I work most of the time in this part of the world – Asia – and every time I interview hoteliers about what makes their hotel better than their competitors, they seem to highlight Asian Hospitality, or Thai Hospitality.
I don’t disagree that Asian or Thai hospitality has its unique attributes. It’s in the culture that Asians are seen as gentle and warm, with some Asian nations coming closer to that image than others. On top of that, if you’re in Thailand you’ll see that we just smile our way through life. The good, the bad, the ugly, just smile. And if you’re a foreigner you get extra smiles!
At a recent panel discussion, we talked about Asian hospitality. One of my panelists said that Thai hospitality can be complacent. I used to think Thailand and Southeast Asia represented hospitality at its best until I went to the Four Seasons George V in Paris. And people would argue that I shouldn’t compare Thai or Asian Hospitality with George V. My argument is that of course I can compare because if we say we have the best then it shouldn’t matter who I compare it with. At the end of the day it comes down to training. Just because staff smile, nod, and don’t talk back (because he or she couldn’t communicate properly) doesn’t mean it’s good service. It’s actually barely service at all.
Communication skills are lacking in the industry. I went to Sri Lanka recently before the unfortunate events at Easter. It’s such a beautiful country with lovely people – but they can get a little too familiar. I had a driver (third-party company) asking me all sorts of questions: What do I do, Who do I work with/for, Where did I go to school, Why do I look the way I look (having an Indian last name and looking a bit Chinese), but this was hardly the first time. This same situation happens to me all the time in Asia. We misunderstand being friendly with being too familiar. Is being too friendly and too familiar classed as giving good service or good hospitality? No!
Crawling to serve water to guests is a nice gesture, and a traditional way to approach a respected one. That’s no doubt something George V doesn’t offer. But the real issue usually shows up when problems occur. Asian staff don’t know how to handle guests when things go wrong because it is not in our culture to confront an issue – and failing to resolve problems for your guests isn’t classed as giving good service.
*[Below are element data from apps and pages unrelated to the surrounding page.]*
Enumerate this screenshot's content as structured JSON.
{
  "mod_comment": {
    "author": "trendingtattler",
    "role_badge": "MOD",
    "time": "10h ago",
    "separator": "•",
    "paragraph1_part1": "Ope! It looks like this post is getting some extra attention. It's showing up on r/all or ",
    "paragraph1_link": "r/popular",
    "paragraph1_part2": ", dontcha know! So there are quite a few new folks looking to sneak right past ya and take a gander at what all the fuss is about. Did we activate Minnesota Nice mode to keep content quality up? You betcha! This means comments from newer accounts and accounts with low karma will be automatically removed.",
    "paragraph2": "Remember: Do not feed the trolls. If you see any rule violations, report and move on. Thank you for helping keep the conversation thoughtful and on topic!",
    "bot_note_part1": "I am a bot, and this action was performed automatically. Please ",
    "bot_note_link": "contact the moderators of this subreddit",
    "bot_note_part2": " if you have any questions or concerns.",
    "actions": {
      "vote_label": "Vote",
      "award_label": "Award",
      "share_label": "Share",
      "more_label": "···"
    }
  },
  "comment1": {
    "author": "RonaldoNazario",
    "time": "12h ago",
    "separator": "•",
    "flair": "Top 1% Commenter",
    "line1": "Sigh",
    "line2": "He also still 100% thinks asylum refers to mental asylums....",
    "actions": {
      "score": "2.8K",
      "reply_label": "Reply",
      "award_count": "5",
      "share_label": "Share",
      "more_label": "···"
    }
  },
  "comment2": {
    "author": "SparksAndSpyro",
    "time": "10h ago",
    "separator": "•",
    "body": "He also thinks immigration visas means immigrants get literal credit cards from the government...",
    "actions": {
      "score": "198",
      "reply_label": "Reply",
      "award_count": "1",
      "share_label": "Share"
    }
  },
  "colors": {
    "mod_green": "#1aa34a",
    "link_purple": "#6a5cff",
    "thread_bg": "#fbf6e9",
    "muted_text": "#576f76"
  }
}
Yes, we can approach you in the most beautiful fashion when things are going well, but when you have a problem, we will just smile at you.
One of my panelists said that hospitality belongs to everyone. Yes, some cultures may have their strengths over another but is Thai hospitality really better than others? He didn’t think so. In the end, we all agreed that good service is good service wherever it might be found, but no matter who provides it, it takes training.